1430Federal Register / Vol. 64, No. 5 / Friday, January 8, 1999 / Notices
Response: These comments were not adopted. Processing the CCAS and locality pay increases simultaneously in January will streamline administrative processes. The operating procedures set forth the steps necessary for pay pool panels to perform their tasks timely.
C. Management Issues
A number of positive comments were received. Seven commentors supported the demonstration because it gives management necessary flexibility, reduces administrative costs, enhances employees’ career advancement, and improves personnel administration. Many commentors advocated the demonstration because it offers increased opportunity for them personally.
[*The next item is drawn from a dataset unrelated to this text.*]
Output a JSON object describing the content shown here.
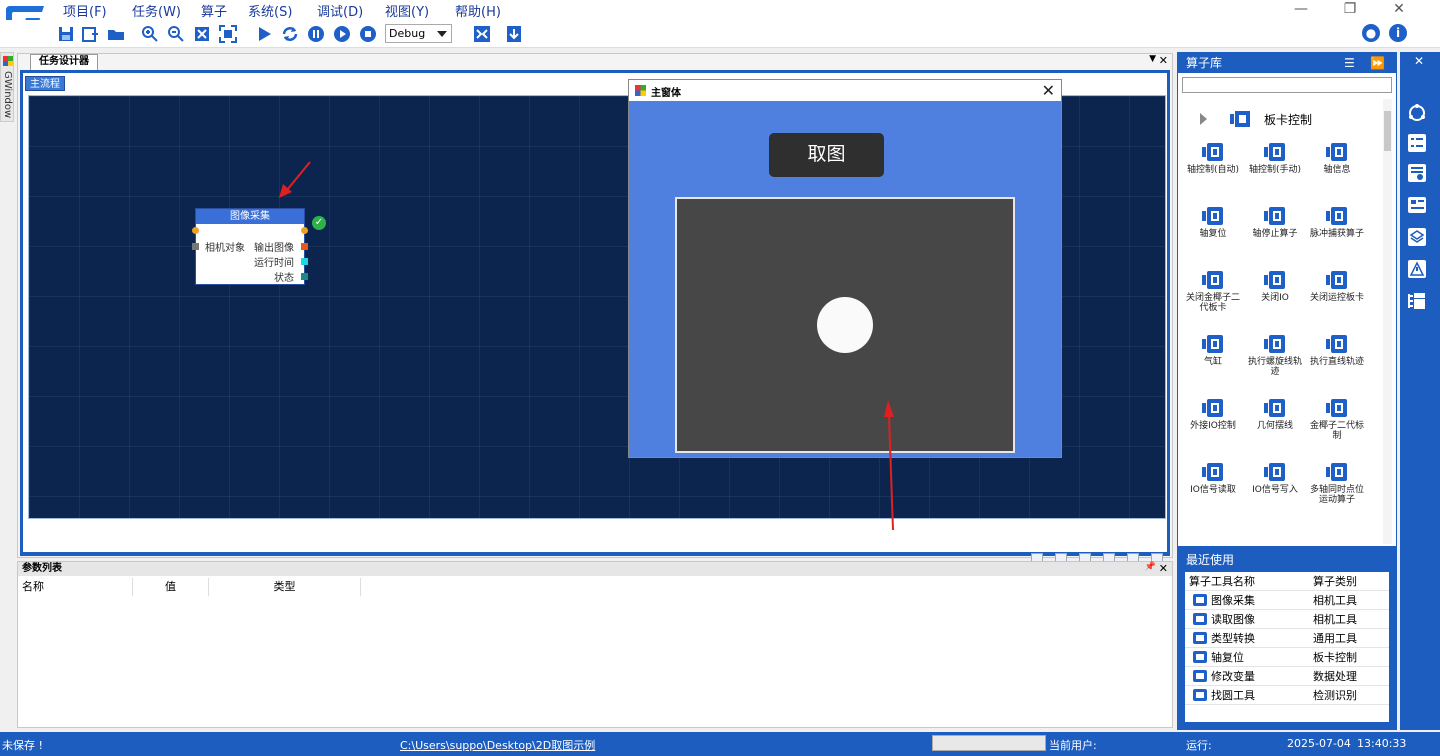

Others viewed the project’s compensation and hiring features as a way to attract and retain highly qualified personnel.
Additional comments on the management aspect of the demonstration may be divided into eight subtopics, as follows:
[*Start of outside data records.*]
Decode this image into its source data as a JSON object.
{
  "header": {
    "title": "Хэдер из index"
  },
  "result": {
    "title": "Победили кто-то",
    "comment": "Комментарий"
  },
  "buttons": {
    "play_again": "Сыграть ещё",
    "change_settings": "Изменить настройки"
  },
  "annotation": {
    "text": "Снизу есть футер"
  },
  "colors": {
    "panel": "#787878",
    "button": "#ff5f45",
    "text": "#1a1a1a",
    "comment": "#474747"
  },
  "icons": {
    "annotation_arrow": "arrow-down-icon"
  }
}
Comments: Thirty-eight commentors thought favoritism and the “good old boy” system would drive the demonstration and lead to inequitable treatment of employees. Several employees said managers would now determine their pay increases and, ultimately, their retirement annuities. Others said that monetary awards would be given to employees who do not challenge authority and are part of a favored clique.
Response: The demonstration establishes a structured, group review process to assess employees’ contributions to the mission. This process is designed to reduce favoritism and promote fairness.
Specifically, the use of pay pool panels ensures that individual supervisors’ ratings are reviewed by their peers (i.e., by other raters in the same pay pool) and by the supervisor of all raters in that pool. In addition, rated employees are rank-ordered by the entire pay pool panel. The intent here is not so much to require ranking per se as to ensure that inflation or deflation by any rater will be identified and corrected via the normal operation of the panel process. Finally, the pay pool manager (who is generally at a higher organizational level than all the above-mentioned supervisors) oversees and approves the results of the group review process.
A focused training session has been developed to teach supervisors and managers how to administer CCAS correctly. Additionally, a third-party evaluator continually collects data on project operation and monitors compensation trends, among other areas.
In summary, the pay pool panel process, managerial training, and continuing evaluation all guard against favoritism and promote fairness for employees under the demonstration.
Comments: Three commentors thought current acquisition managers need preparation for the challenge of administering CCAS.
Response: A very robust training program will be provided for all supervisors and managers of demonstration participants so that they may gain confidence and competence in performing their duties.
(3) Waivers of Federal Civil Service Laws and Regulations
Comments: A number of commentors thought the Federal Register notice’s list of waivers would diminish or eliminate employee protections.
Response: Waivers are an integral part of any Federal personnel demonstration project. Their purpose is to permit innovation, not to diminish employees’ rights. A demonstration project is defined as—
a project conducted by the Office of Personnel Management, or under its supervision, to determine whether a specified change in personnel management policies or procedures would result in improved Federal personnel management (5 U.S.C. 4701(a)(4)).